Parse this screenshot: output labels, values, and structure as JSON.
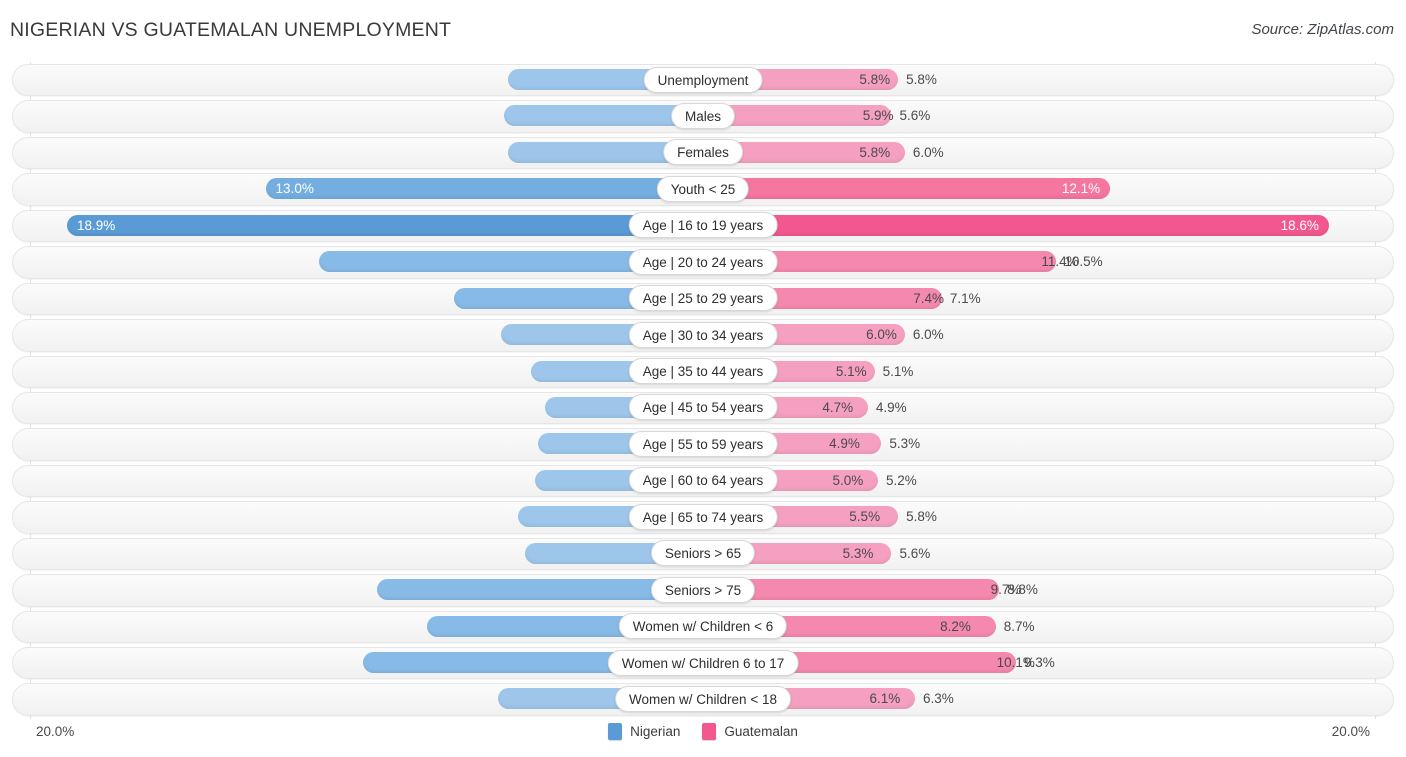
{
  "header": {
    "title": "NIGERIAN VS GUATEMALAN UNEMPLOYMENT",
    "source": "Source: ZipAtlas.com"
  },
  "footer": {
    "axis_min_label": "20.0%",
    "axis_max_label": "20.0%",
    "legend": [
      {
        "label": "Nigerian",
        "color": "#5b9bd5"
      },
      {
        "label": "Guatemalan",
        "color": "#f2578f"
      }
    ]
  },
  "colors": {
    "nigerian_light": "#9dc6ea",
    "nigerian_mid": "#87bae6",
    "nigerian_strong": "#74aee0",
    "nigerian_max": "#5b9bd5",
    "guatemalan_light": "#f5a0c0",
    "guatemalan_mid": "#f588ae",
    "guatemalan_strong": "#f5769f",
    "guatemalan_max": "#f2578f",
    "track": "#f6f6f6",
    "gridline": "#e2e2e2"
  },
  "chart_data": {
    "type": "bar",
    "subtype": "diverging-bidirectional",
    "title": "NIGERIAN VS GUATEMALAN UNEMPLOYMENT",
    "xlabel": "",
    "ylabel": "",
    "axis_max": 20.0,
    "axis_unit": "%",
    "grid": true,
    "legend_position": "bottom-center",
    "categories": [
      "Unemployment",
      "Males",
      "Females",
      "Youth < 25",
      "Age | 16 to 19 years",
      "Age | 20 to 24 years",
      "Age | 25 to 29 years",
      "Age | 30 to 34 years",
      "Age | 35 to 44 years",
      "Age | 45 to 54 years",
      "Age | 55 to 59 years",
      "Age | 60 to 64 years",
      "Age | 65 to 74 years",
      "Seniors > 65",
      "Seniors > 75",
      "Women w/ Children < 6",
      "Women w/ Children 6 to 17",
      "Women w/ Children < 18"
    ],
    "series": [
      {
        "name": "Nigerian",
        "side": "left",
        "color": "#9dc6ea",
        "values": [
          5.8,
          5.9,
          5.8,
          13.0,
          18.9,
          11.4,
          7.4,
          6.0,
          5.1,
          4.7,
          4.9,
          5.0,
          5.5,
          5.3,
          9.7,
          8.2,
          10.1,
          6.1
        ],
        "labels": [
          "5.8%",
          "5.9%",
          "5.8%",
          "13.0%",
          "18.9%",
          "11.4%",
          "7.4%",
          "6.0%",
          "5.1%",
          "4.7%",
          "4.9%",
          "5.0%",
          "5.5%",
          "5.3%",
          "9.7%",
          "8.2%",
          "10.1%",
          "6.1%"
        ]
      },
      {
        "name": "Guatemalan",
        "side": "right",
        "color": "#f5a0c0",
        "values": [
          5.8,
          5.6,
          6.0,
          12.1,
          18.6,
          10.5,
          7.1,
          6.0,
          5.1,
          4.9,
          5.3,
          5.2,
          5.8,
          5.6,
          8.8,
          8.7,
          9.3,
          6.3
        ],
        "labels": [
          "5.8%",
          "5.6%",
          "6.0%",
          "12.1%",
          "18.6%",
          "10.5%",
          "7.1%",
          "6.0%",
          "5.1%",
          "4.9%",
          "5.3%",
          "5.2%",
          "5.8%",
          "5.6%",
          "8.8%",
          "8.7%",
          "9.3%",
          "6.3%"
        ]
      }
    ],
    "rows": [
      {
        "label": "Unemployment",
        "left": 5.8,
        "right": 5.8,
        "left_label": "5.8%",
        "right_label": "5.8%",
        "emphasis": "none",
        "label_inside": false
      },
      {
        "label": "Males",
        "left": 5.9,
        "right": 5.6,
        "left_label": "5.9%",
        "right_label": "5.6%",
        "emphasis": "none",
        "label_inside": false
      },
      {
        "label": "Females",
        "left": 5.8,
        "right": 6.0,
        "left_label": "5.8%",
        "right_label": "6.0%",
        "emphasis": "none",
        "label_inside": false
      },
      {
        "label": "Youth < 25",
        "left": 13.0,
        "right": 12.1,
        "left_label": "13.0%",
        "right_label": "12.1%",
        "emphasis": "strong",
        "label_inside": true
      },
      {
        "label": "Age | 16 to 19 years",
        "left": 18.9,
        "right": 18.6,
        "left_label": "18.9%",
        "right_label": "18.6%",
        "emphasis": "max",
        "label_inside": true
      },
      {
        "label": "Age | 20 to 24 years",
        "left": 11.4,
        "right": 10.5,
        "left_label": "11.4%",
        "right_label": "10.5%",
        "emphasis": "mid",
        "label_inside": false
      },
      {
        "label": "Age | 25 to 29 years",
        "left": 7.4,
        "right": 7.1,
        "left_label": "7.4%",
        "right_label": "7.1%",
        "emphasis": "mid",
        "label_inside": false
      },
      {
        "label": "Age | 30 to 34 years",
        "left": 6.0,
        "right": 6.0,
        "left_label": "6.0%",
        "right_label": "6.0%",
        "emphasis": "none",
        "label_inside": false
      },
      {
        "label": "Age | 35 to 44 years",
        "left": 5.1,
        "right": 5.1,
        "left_label": "5.1%",
        "right_label": "5.1%",
        "emphasis": "none",
        "label_inside": false
      },
      {
        "label": "Age | 45 to 54 years",
        "left": 4.7,
        "right": 4.9,
        "left_label": "4.7%",
        "right_label": "4.9%",
        "emphasis": "none",
        "label_inside": false
      },
      {
        "label": "Age | 55 to 59 years",
        "left": 4.9,
        "right": 5.3,
        "left_label": "4.9%",
        "right_label": "5.3%",
        "emphasis": "none",
        "label_inside": false
      },
      {
        "label": "Age | 60 to 64 years",
        "left": 5.0,
        "right": 5.2,
        "left_label": "5.0%",
        "right_label": "5.2%",
        "emphasis": "none",
        "label_inside": false
      },
      {
        "label": "Age | 65 to 74 years",
        "left": 5.5,
        "right": 5.8,
        "left_label": "5.5%",
        "right_label": "5.8%",
        "emphasis": "none",
        "label_inside": false
      },
      {
        "label": "Seniors > 65",
        "left": 5.3,
        "right": 5.6,
        "left_label": "5.3%",
        "right_label": "5.6%",
        "emphasis": "none",
        "label_inside": false
      },
      {
        "label": "Seniors > 75",
        "left": 9.7,
        "right": 8.8,
        "left_label": "9.7%",
        "right_label": "8.8%",
        "emphasis": "mid",
        "label_inside": false
      },
      {
        "label": "Women w/ Children < 6",
        "left": 8.2,
        "right": 8.7,
        "left_label": "8.2%",
        "right_label": "8.7%",
        "emphasis": "mid",
        "label_inside": false
      },
      {
        "label": "Women w/ Children 6 to 17",
        "left": 10.1,
        "right": 9.3,
        "left_label": "10.1%",
        "right_label": "9.3%",
        "emphasis": "mid",
        "label_inside": false
      },
      {
        "label": "Women w/ Children < 18",
        "left": 6.1,
        "right": 6.3,
        "left_label": "6.1%",
        "right_label": "6.3%",
        "emphasis": "none",
        "label_inside": false
      }
    ]
  }
}
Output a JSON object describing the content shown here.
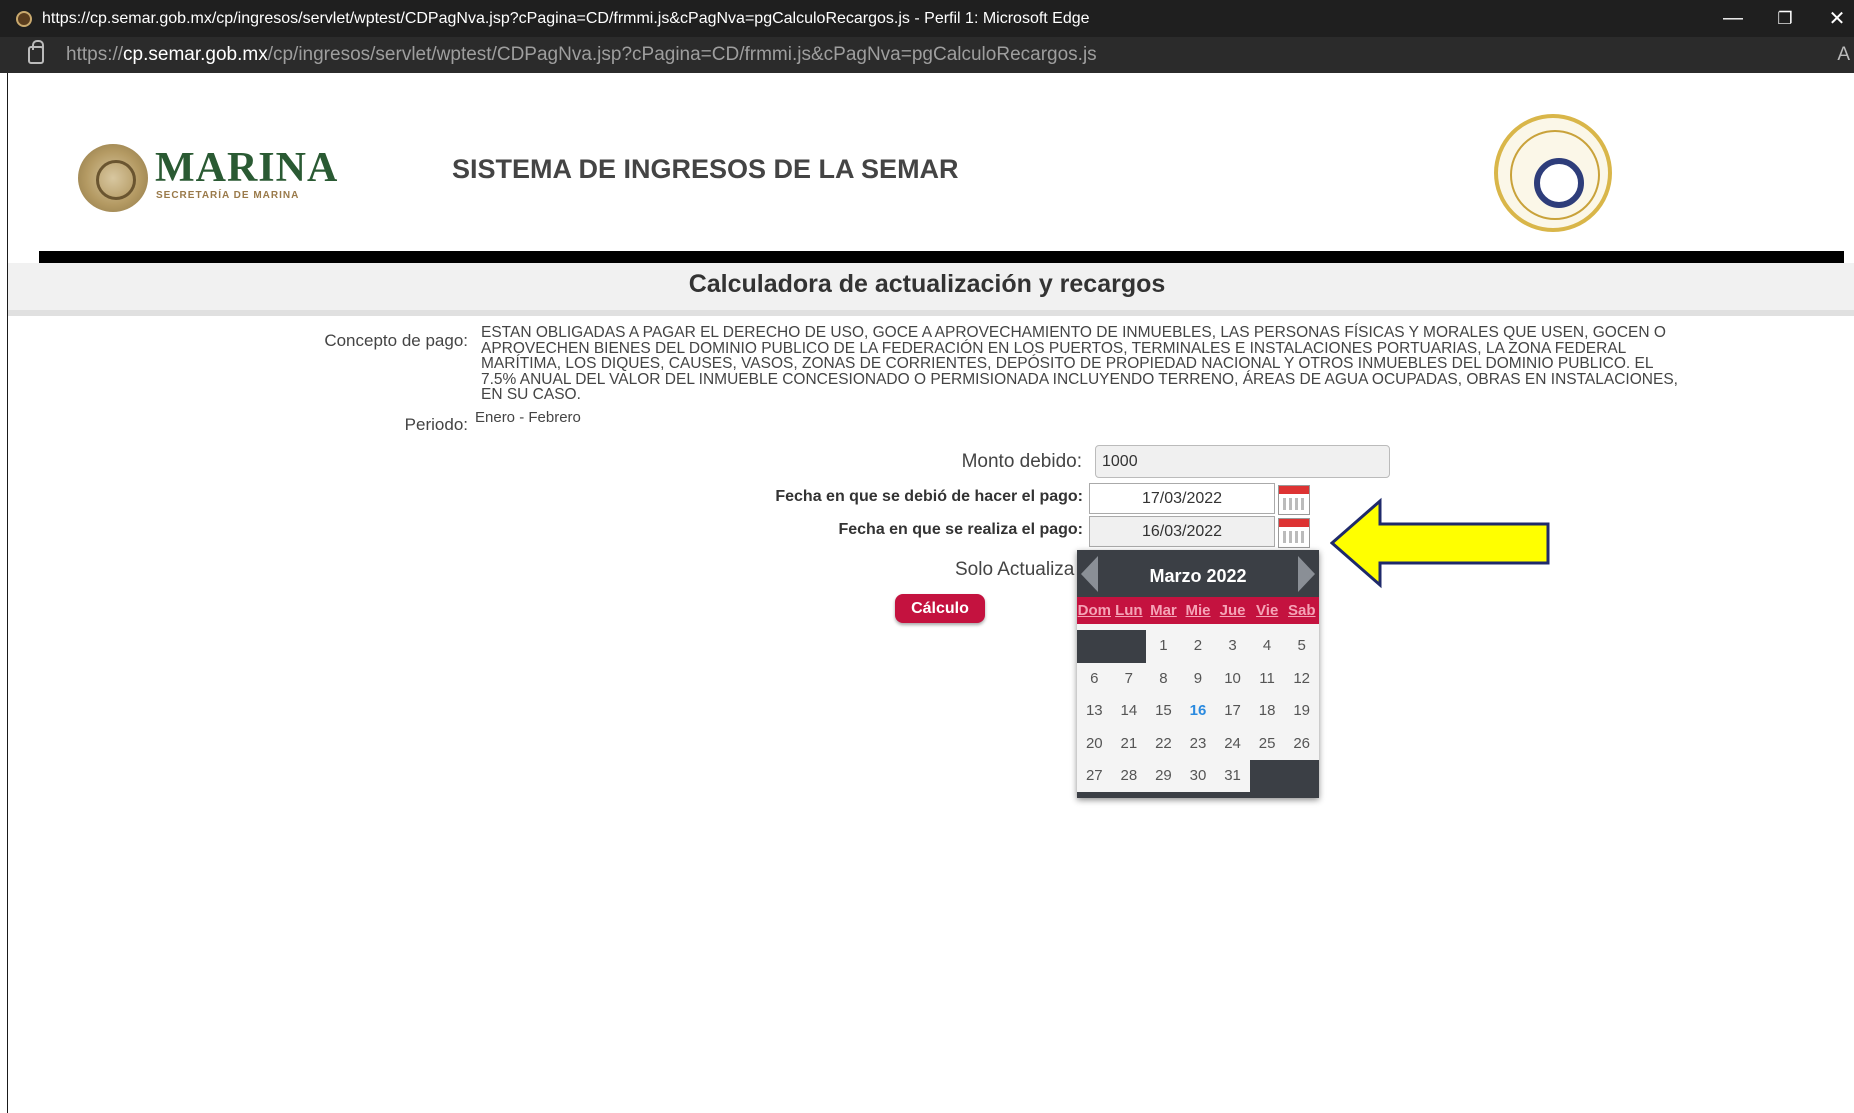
{
  "browser": {
    "window_title": "https://cp.semar.gob.mx/cp/ingresos/servlet/wptest/CDPagNva.jsp?cPagina=CD/frmmi.js&cPagNva=pgCalculoRecargos.js - Perfil 1: Microsoft Edge",
    "url_scheme": "https://",
    "url_host": "cp.semar.gob.mx",
    "url_path": "/cp/ingresos/servlet/wptest/CDPagNva.jsp?cPagina=CD/frmmi.js&cPagNva=pgCalculoRecargos.js",
    "reader_mode": "A",
    "minimize": "—",
    "restore": "❐",
    "close": "✕"
  },
  "header": {
    "brand": "MARINA",
    "brand_sub": "SECRETARÍA DE MARINA",
    "system_title": "SISTEMA DE INGRESOS DE LA SEMAR"
  },
  "page": {
    "title": "Calculadora de actualización y recargos"
  },
  "form": {
    "concepto_label": "Concepto de pago:",
    "concepto_lines": [
      "ESTAN OBLIGADAS A PAGAR EL DERECHO DE USO, GOCE A APROVECHAMIENTO DE INMUEBLES, LAS PERSONAS FÍSICAS Y MORALES QUE USEN, GOCEN O",
      "APROVECHEN BIENES DEL DOMINIO PUBLICO DE LA FEDERACIÓN EN LOS PUERTOS, TERMINALES E INSTALACIONES PORTUARIAS, LA ZONA FEDERAL",
      "MARÍTIMA, LOS DIQUES, CAUSES, VASOS, ZONAS DE CORRIENTES, DEPÓSITO DE PROPIEDAD NACIONAL Y OTROS INMUEBLES DEL DOMINIO PUBLICO. EL",
      "7.5% ANUAL DEL VALOR DEL INMUEBLE CONCESIONADO O PERMISIONADA INCLUYENDO TERRENO, ÁREAS DE AGUA OCUPADAS, OBRAS EN INSTALACIONES,",
      "EN SU CASO."
    ],
    "periodo_label": "Periodo:",
    "periodo_value": "Enero - Febrero",
    "monto_label": "Monto debido:",
    "monto_value": "1000",
    "fecha_debio_label": "Fecha en que se debió de hacer el pago:",
    "fecha_debio_value": "17/03/2022",
    "fecha_realiza_label": "Fecha en que se realiza el pago:",
    "fecha_realiza_value": "16/03/2022",
    "solo_label": "Solo Actualiza",
    "calculo_button": "Cálculo"
  },
  "calendar": {
    "month": "Marzo",
    "year": "2022",
    "weekdays": [
      "Dom",
      "Lun",
      "Mar",
      "Mie",
      "Jue",
      "Vie",
      "Sab"
    ],
    "weeks": [
      [
        "",
        "",
        "1",
        "2",
        "3",
        "4",
        "5"
      ],
      [
        "6",
        "7",
        "8",
        "9",
        "10",
        "11",
        "12"
      ],
      [
        "13",
        "14",
        "15",
        "16",
        "17",
        "18",
        "19"
      ],
      [
        "20",
        "21",
        "22",
        "23",
        "24",
        "25",
        "26"
      ],
      [
        "27",
        "28",
        "29",
        "30",
        "31",
        "",
        ""
      ]
    ],
    "selected_day": "16"
  },
  "colors": {
    "accent": "#c4123f",
    "calendar_dark": "#3b3f45",
    "arrow": "#ffff00",
    "arrow_outline": "#1f2a6b",
    "brand_green": "#2a5a33"
  },
  "icons": {
    "favicon": "site-favicon",
    "lock": "lock-icon",
    "calendar": "calendar-icon",
    "arrow": "left-arrow-annotation"
  }
}
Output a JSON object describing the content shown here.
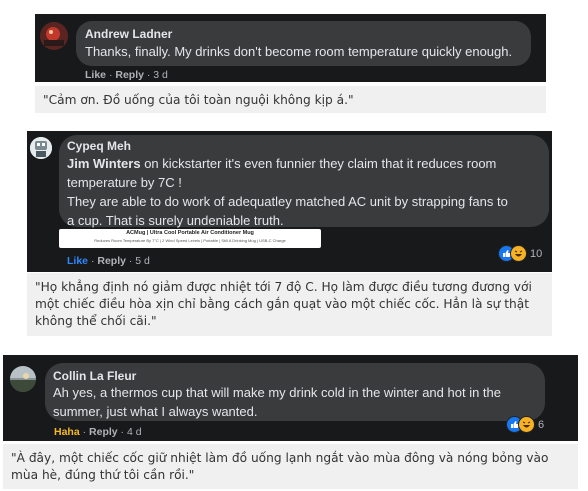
{
  "comments": [
    {
      "author": "Andrew Ladner",
      "lines": [
        "Thanks, finally. My drinks don't become room temperature quickly enough."
      ],
      "actions": {
        "like": "Like",
        "sep1": "·",
        "reply": "Reply",
        "time": "3 d"
      },
      "translation": "\"Cảm ơn. Đồ uống của tôi toàn nguội không kịp á.\""
    },
    {
      "author": "Cypeq Meh",
      "mention": "Jim Winters",
      "lines": [
        " on kickstarter it's even funnier they claim that it reduces room",
        "temperature by 7C !",
        "They are able to do work of adequatley matched AC unit by strapping fans to",
        "a cup. That is surely undeniable truth."
      ],
      "attachment": {
        "title": "ACMug | Ultra Cool Portable Air Conditioner Mug",
        "subtitle": "Reduces Room Temperature By 7°C | 2 Wind Speed Levels | Portable | Still A Drinking Mug | USB-C Charge"
      },
      "actions": {
        "like": "Like",
        "sep1": "·",
        "reply": "Reply",
        "time": "5 d"
      },
      "reactions": {
        "count": "10",
        "icons": [
          "like-reaction",
          "haha-reaction"
        ]
      },
      "translation": "\"Họ khẳng định nó giảm được nhiệt tới 7 độ C. Họ làm được điều tương đương với một chiếc điều hòa xịn chỉ bằng cách gắn quạt vào một chiếc cốc. Hẳn là sự thật không thể chối cãi.\""
    },
    {
      "author": "Collin La Fleur",
      "lines": [
        "Ah yes, a thermos cup that will make my drink cold in the winter and hot in the",
        "summer, just what I always wanted."
      ],
      "actions": {
        "like": "Haha",
        "sep1": "·",
        "reply": "Reply",
        "time": "4 d"
      },
      "reactions": {
        "count": "6",
        "icons": [
          "like-reaction",
          "haha-reaction"
        ]
      },
      "translation": "\"À đây, một chiếc cốc giữ nhiệt làm đồ uống lạnh ngắt vào mùa đông và nóng bỏng vào mùa hè, đúng thứ tôi cần rồi.\""
    }
  ],
  "colors": {
    "dark_bg": "#18191a",
    "bubble": "#3a3b3c",
    "like_active": "#2d88ff",
    "haha_active": "#f7b928",
    "caption_bg": "#f0f0f0"
  }
}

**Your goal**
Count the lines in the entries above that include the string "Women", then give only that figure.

**Solution for this problem**
6